At the end of the day we wound up with a fairly empty barn...
but the yard looked like something you would expect to find 'down in the holler',
 complete with chickens and a car up on jacks!
I was actually glad that we had rain later that week so I did do some felting but that is for the next post.

Thursday, October 6, 2011

Felt United 2011

I finished my piece for Felt United...sort of. I still need to tweak the hanging system. I really don't like the fussy finishing work of getting a piece ready to display. If I had loads of money I would turn the pieces over to someone else to figure that part out. In fact, one of the things I didn't like about working with pastels was trying to get the pieces matted and framed without getting the pastel dust everywhere or smudging the image. I am just not careful/patient enough. That is not a good reason to give up on using a medium. Thankfully not all my felt pieces are hard to prepare for display.
Here are the photos I submitted to Felt United. I wound up pinning the piece to a board to take these shots.

I spent Felt United day, Oct. 1st 2011, at my friend Joei's house having a felt-a-thon. I was supposed to teach my Felted Landscape class at the West Hartford Art League that weekend but it got canceled...again. (Since it looked like only 1 of 8 workshops was actually going to run there I am trying not to take it personally. Happily the workshop I am teaching at the end of the month at Halcyon Yarn in Bath, Maine is full.)  I had spent so much time on my piece for Felt United, especially doing the stitching, that all I wanted do at Joei's was to play felt. I do like stitching but my finger tips were sore; and I like felting more. I had bought a lot of new fabrics at JoAnn's (damn those clearance sales!) that I wanted to sample, but first I wanted to use up all the left over scraps from my leaves. I don't usually use red so I figured I would just take the cut pieces, throw them on some wool and felt it like a real abstract. Here is the crazy layout.

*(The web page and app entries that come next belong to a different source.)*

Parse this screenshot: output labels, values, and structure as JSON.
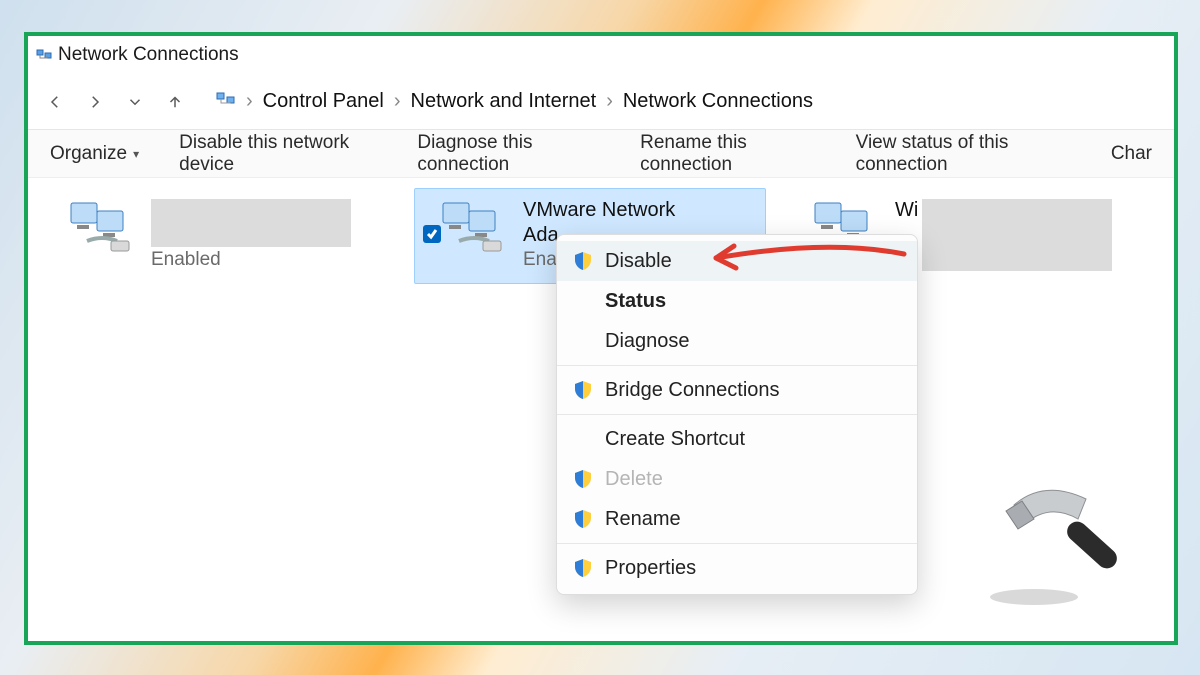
{
  "window": {
    "title": "Network Connections"
  },
  "breadcrumb": {
    "root_sep": "›",
    "items": [
      "Control Panel",
      "Network and Internet",
      "Network Connections"
    ]
  },
  "toolbar": {
    "organize": "Organize",
    "disable": "Disable this network device",
    "diagnose": "Diagnose this connection",
    "rename": "Rename this connection",
    "view_status": "View status of this connection",
    "change_cutoff": "Char"
  },
  "adapters": [
    {
      "name_redacted": true,
      "status": "Enabled",
      "selected": false,
      "name_prefix": ""
    },
    {
      "name": "VMware Network",
      "name_line2_prefix": "Ada",
      "status_prefix": "Ena",
      "selected": true
    },
    {
      "name_prefix": "Wi",
      "name_redacted": true
    }
  ],
  "context_menu": {
    "disable": "Disable",
    "status": "Status",
    "diagnose": "Diagnose",
    "bridge": "Bridge Connections",
    "create_shortcut": "Create Shortcut",
    "delete": "Delete",
    "rename": "Rename",
    "properties": "Properties"
  }
}
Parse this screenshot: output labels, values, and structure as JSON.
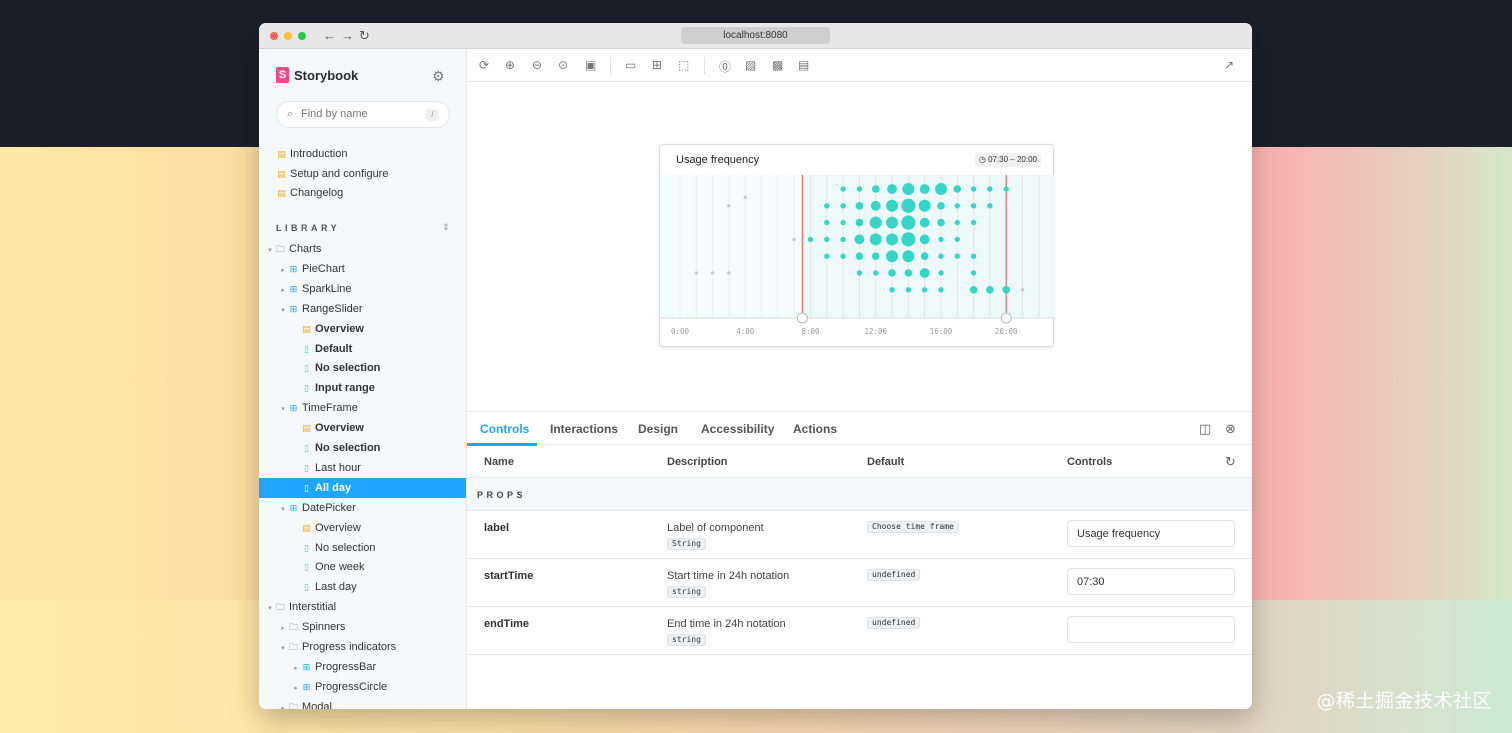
{
  "browser": {
    "url": "localhost:8080"
  },
  "sidebar": {
    "brand": "Storybook",
    "search_placeholder": "Find by name",
    "search_shortcut": "/",
    "docs": [
      {
        "label": "Introduction"
      },
      {
        "label": "Setup and configure"
      },
      {
        "label": "Changelog"
      }
    ],
    "library_heading": "LIBRARY",
    "tree": [
      {
        "label": "Charts",
        "type": "folder",
        "depth": 0,
        "expanded": true
      },
      {
        "label": "PieChart",
        "type": "component",
        "depth": 1,
        "expanded": false
      },
      {
        "label": "SparkLine",
        "type": "component",
        "depth": 1,
        "expanded": false
      },
      {
        "label": "RangeSlider",
        "type": "component",
        "depth": 1,
        "expanded": true
      },
      {
        "label": "Overview",
        "type": "doc",
        "depth": 2,
        "bold": true
      },
      {
        "label": "Default",
        "type": "story",
        "depth": 2,
        "bold": true
      },
      {
        "label": "No selection",
        "type": "story",
        "depth": 2,
        "bold": true
      },
      {
        "label": "Input range",
        "type": "story",
        "depth": 2,
        "bold": true
      },
      {
        "label": "TimeFrame",
        "type": "component",
        "depth": 1,
        "expanded": true
      },
      {
        "label": "Overview",
        "type": "doc",
        "depth": 2,
        "bold": true
      },
      {
        "label": "No selection",
        "type": "story",
        "depth": 2,
        "bold": true
      },
      {
        "label": "Last hour",
        "type": "story",
        "depth": 2
      },
      {
        "label": "All day",
        "type": "story",
        "depth": 2,
        "selected": true
      },
      {
        "label": "DatePicker",
        "type": "component",
        "depth": 1,
        "expanded": true
      },
      {
        "label": "Overview",
        "type": "doc",
        "depth": 2
      },
      {
        "label": "No selection",
        "type": "story",
        "depth": 2
      },
      {
        "label": "One week",
        "type": "story",
        "depth": 2
      },
      {
        "label": "Last day",
        "type": "story",
        "depth": 2
      },
      {
        "label": "Interstitial",
        "type": "folder",
        "depth": 0,
        "expanded": true
      },
      {
        "label": "Spinners",
        "type": "folder",
        "depth": 1,
        "expanded": false
      },
      {
        "label": "Progress indicators",
        "type": "folder",
        "depth": 1,
        "expanded": true
      },
      {
        "label": "ProgressBar",
        "type": "component",
        "depth": 2,
        "expanded": false
      },
      {
        "label": "ProgressCircle",
        "type": "component",
        "depth": 2,
        "expanded": false
      },
      {
        "label": "Modal",
        "type": "folder",
        "depth": 1,
        "expanded": false
      }
    ]
  },
  "preview": {
    "title": "Usage frequency",
    "badge": "07:30 – 20:00"
  },
  "chart_data": {
    "type": "scatter",
    "title": "Usage frequency",
    "x_ticks": [
      "0:00",
      "4:00",
      "8:00",
      "12:00",
      "16:00",
      "20:00"
    ],
    "xlim": [
      0,
      22.5
    ],
    "rows": 7,
    "selection": [
      7.5,
      20
    ],
    "colors": {
      "active": "#37d5c5",
      "inactive": "#c8cccf",
      "handle": "#e06b6b",
      "band": "#eefafa"
    },
    "points": [
      [
        1,
        5,
        1
      ],
      [
        2,
        5,
        1
      ],
      [
        3,
        1,
        1
      ],
      [
        3,
        5,
        1
      ],
      [
        4,
        0.5,
        1
      ],
      [
        7,
        3,
        1
      ],
      [
        8,
        3,
        1
      ],
      [
        9,
        1,
        1
      ],
      [
        9,
        2,
        1
      ],
      [
        9,
        3,
        1
      ],
      [
        9,
        4,
        1
      ],
      [
        10,
        0,
        1
      ],
      [
        10,
        1,
        1
      ],
      [
        10,
        2,
        1
      ],
      [
        10,
        3,
        1
      ],
      [
        10,
        4,
        1
      ],
      [
        11,
        0,
        1
      ],
      [
        11,
        1,
        2
      ],
      [
        11,
        2,
        2
      ],
      [
        11,
        3,
        3
      ],
      [
        11,
        4,
        2
      ],
      [
        11,
        5,
        1
      ],
      [
        12,
        0,
        2
      ],
      [
        12,
        1,
        3
      ],
      [
        12,
        2,
        4
      ],
      [
        12,
        3,
        4
      ],
      [
        12,
        4,
        2
      ],
      [
        12,
        5,
        1
      ],
      [
        13,
        0,
        3
      ],
      [
        13,
        1,
        4
      ],
      [
        13,
        2,
        4
      ],
      [
        13,
        3,
        4
      ],
      [
        13,
        4,
        4
      ],
      [
        13,
        5,
        2
      ],
      [
        13,
        6,
        1
      ],
      [
        14,
        0,
        4
      ],
      [
        14,
        1,
        5
      ],
      [
        14,
        2,
        5
      ],
      [
        14,
        3,
        5
      ],
      [
        14,
        4,
        4
      ],
      [
        14,
        5,
        2
      ],
      [
        14,
        6,
        1
      ],
      [
        15,
        0,
        3
      ],
      [
        15,
        1,
        4
      ],
      [
        15,
        2,
        3
      ],
      [
        15,
        3,
        3
      ],
      [
        15,
        4,
        2
      ],
      [
        15,
        5,
        3
      ],
      [
        15,
        6,
        1
      ],
      [
        16,
        0,
        4
      ],
      [
        16,
        1,
        2
      ],
      [
        16,
        2,
        2
      ],
      [
        16,
        3,
        1
      ],
      [
        16,
        4,
        1
      ],
      [
        16,
        5,
        1
      ],
      [
        16,
        6,
        1
      ],
      [
        17,
        0,
        2
      ],
      [
        17,
        1,
        1
      ],
      [
        17,
        2,
        1
      ],
      [
        17,
        3,
        1
      ],
      [
        17,
        4,
        1
      ],
      [
        18,
        0,
        1
      ],
      [
        18,
        1,
        1
      ],
      [
        18,
        2,
        1
      ],
      [
        18,
        4,
        1
      ],
      [
        18,
        5,
        1
      ],
      [
        18,
        6,
        2
      ],
      [
        19,
        0,
        1
      ],
      [
        19,
        1,
        1
      ],
      [
        19,
        6,
        2
      ],
      [
        20,
        0,
        1
      ],
      [
        20,
        6,
        2
      ],
      [
        21,
        6,
        1
      ]
    ]
  },
  "panel": {
    "tabs": [
      "Controls",
      "Interactions",
      "Design",
      "Accessibility",
      "Actions"
    ],
    "active_tab": "Controls",
    "headers": {
      "name": "Name",
      "description": "Description",
      "default": "Default",
      "controls": "Controls"
    },
    "section": "PROPS",
    "rows": [
      {
        "name": "label",
        "description": "Label of component",
        "type": "String",
        "default": "Choose time frame",
        "value": ""
      },
      {
        "name": "startTime",
        "description": "Start time in 24h notation",
        "type": "string",
        "default": "undefined",
        "value": "07:30"
      },
      {
        "name": "endTime",
        "description": "End time in 24h notation",
        "type": "string",
        "default": "undefined",
        "value": ""
      }
    ],
    "label_value": "Usage frequency"
  },
  "watermark": "@稀土掘金技术社区"
}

As I felted it the black base fibers came up though the red (as I hoped it would) and toned down everything nicely. So nice that I decided to shape it into a little clutch that I just need to stitch on the sides and add a button.
Uh-oh...more stitching!

So on to my fabric sampling...first I tried this embroidered netting.

Then I did these samples which may get made into cuffs...yep, more to stitch.

 Lastly I sampled several different fabrics in one piece.

And of course Joei and I did a lot of talking, laughing, eating, and drinking.
It was a great way to celebrate Felt United.